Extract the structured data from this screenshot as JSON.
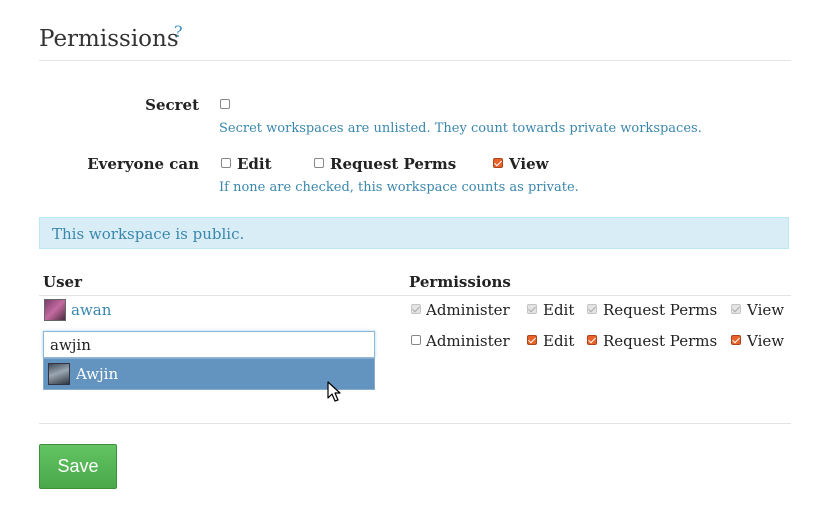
{
  "header": {
    "title": "Permissions",
    "help": "?"
  },
  "secret": {
    "label": "Secret",
    "checked": false,
    "hint": "Secret workspaces are unlisted. They count towards private workspaces."
  },
  "everyone": {
    "label": "Everyone can",
    "options": [
      {
        "label": "Edit",
        "checked": false
      },
      {
        "label": "Request Perms",
        "checked": false
      },
      {
        "label": "View",
        "checked": true
      }
    ],
    "hint": "If none are checked, this workspace counts as private."
  },
  "alert": {
    "text": "This workspace is public."
  },
  "table": {
    "col_user": "User",
    "col_permissions": "Permissions",
    "rows": [
      {
        "user": "awan",
        "perms": [
          {
            "label": "Administer",
            "checked": true,
            "disabled": true
          },
          {
            "label": "Edit",
            "checked": true,
            "disabled": true
          },
          {
            "label": "Request Perms",
            "checked": true,
            "disabled": true
          },
          {
            "label": "View",
            "checked": true,
            "disabled": true
          }
        ]
      },
      {
        "input_value": "awjin",
        "perms": [
          {
            "label": "Administer",
            "checked": false,
            "disabled": false
          },
          {
            "label": "Edit",
            "checked": true,
            "disabled": false
          },
          {
            "label": "Request Perms",
            "checked": true,
            "disabled": false
          },
          {
            "label": "View",
            "checked": true,
            "disabled": false
          }
        ]
      }
    ]
  },
  "autocomplete": {
    "suggestion": "Awjin"
  },
  "save_label": "Save",
  "colors": {
    "accent": "#3a87ad",
    "checkbox_checked": "#e8622a",
    "save_green": "#5bb75b",
    "dropdown_highlight": "#6393bf"
  }
}
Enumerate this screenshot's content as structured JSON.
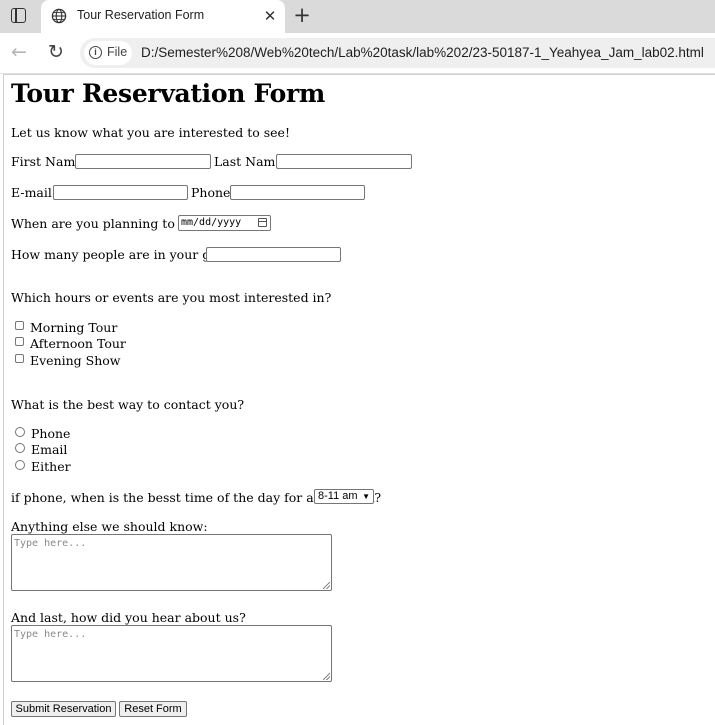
{
  "browser": {
    "tab_title": "Tour Reservation Form",
    "tab_close": "✕",
    "new_tab": "+",
    "chip_label": "File",
    "url": "D:/Semester%208/Web%20tech/Lab%20task/lab%202/23-50187-1_Yeahyea_Jam_lab02.html"
  },
  "form": {
    "title": "Tour Reservation Form",
    "intro": "Let us know what you are interested to see!",
    "first_name_label": "First Name:",
    "last_name_label": "Last Name:",
    "email_label": "E-mail:",
    "phone_label": "Phone:",
    "visit_label": "When are you planning to visit?",
    "date_placeholder": "mm/dd/yyyy",
    "group_label": "How many people are in your group?",
    "events_question": "Which hours or events are you most interested in?",
    "events": [
      "Morning Tour",
      "Afternoon Tour",
      "Evening Show"
    ],
    "contact_question": "What is the best way to contact you?",
    "contact_options": [
      "Phone",
      "Email",
      "Either"
    ],
    "callback_label": "if phone, when is the besst time of the day for a call-back?",
    "callback_selected": "8-11 am",
    "anything_label": "Anything else we should know:",
    "anything_placeholder": "Type here...",
    "heard_label": "And last, how did you hear about us?",
    "heard_placeholder": "Type here...",
    "submit_label": "Submit Reservation",
    "reset_label": "Reset Form"
  }
}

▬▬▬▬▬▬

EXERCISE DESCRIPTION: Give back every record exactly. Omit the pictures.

REPLY:
Extract the structured data from this screenshot as JSON.
{
  "header": {
    "title": "Permissions",
    "help": "?"
  },
  "secret": {
    "label": "Secret",
    "checked": false,
    "hint": "Secret workspaces are unlisted. They count towards private workspaces."
  },
  "everyone": {
    "label": "Everyone can",
    "options": [
      {
        "label": "Edit",
        "checked": false
      },
      {
        "label": "Request Perms",
        "checked": false
      },
      {
        "label": "View",
        "checked": true
      }
    ],
    "hint": "If none are checked, this workspace counts as private."
  },
  "alert": {
    "text": "This workspace is public."
  },
  "table": {
    "col_user": "User",
    "col_permissions": "Permissions",
    "rows": [
      {
        "user": "awan",
        "perms": [
          {
            "label": "Administer",
            "checked": true,
            "disabled": true
          },
          {
            "label": "Edit",
            "checked": true,
            "disabled": true
          },
          {
            "label": "Request Perms",
            "checked": true,
            "disabled": true
          },
          {
            "label": "View",
            "checked": true,
            "disabled": true
          }
        ]
      },
      {
        "input_value": "awjin",
        "perms": [
          {
            "label": "Administer",
            "checked": false,
            "disabled": false
          },
          {
            "label": "Edit",
            "checked": true,
            "disabled": false
          },
          {
            "label": "Request Perms",
            "checked": true,
            "disabled": false
          },
          {
            "label": "View",
            "checked": true,
            "disabled": false
          }
        ]
      }
    ]
  },
  "autocomplete": {
    "suggestion": "Awjin"
  },
  "save_label": "Save",
  "colors": {
    "accent": "#3a87ad",
    "checkbox_checked": "#e8622a",
    "save_green": "#5bb75b",
    "dropdown_highlight": "#6393bf"
  }
}
Enumerate this screenshot's content as structured JSON.
{
  "browser": {
    "tab_title": "Tour Reservation Form",
    "tab_close": "✕",
    "new_tab": "+",
    "chip_label": "File",
    "url": "D:/Semester%208/Web%20tech/Lab%20task/lab%202/23-50187-1_Yeahyea_Jam_lab02.html"
  },
  "form": {
    "title": "Tour Reservation Form",
    "intro": "Let us know what you are interested to see!",
    "first_name_label": "First Name:",
    "last_name_label": "Last Name:",
    "email_label": "E-mail:",
    "phone_label": "Phone:",
    "visit_label": "When are you planning to visit?",
    "date_placeholder": "mm/dd/yyyy",
    "group_label": "How many people are in your group?",
    "events_question": "Which hours or events are you most interested in?",
    "events": [
      "Morning Tour",
      "Afternoon Tour",
      "Evening Show"
    ],
    "contact_question": "What is the best way to contact you?",
    "contact_options": [
      "Phone",
      "Email",
      "Either"
    ],
    "callback_label": "if phone, when is the besst time of the day for a call-back?",
    "callback_selected": "8-11 am",
    "anything_label": "Anything else we should know:",
    "anything_placeholder": "Type here...",
    "heard_label": "And last, how did you hear about us?",
    "heard_placeholder": "Type here...",
    "submit_label": "Submit Reservation",
    "reset_label": "Reset Form"
  }
}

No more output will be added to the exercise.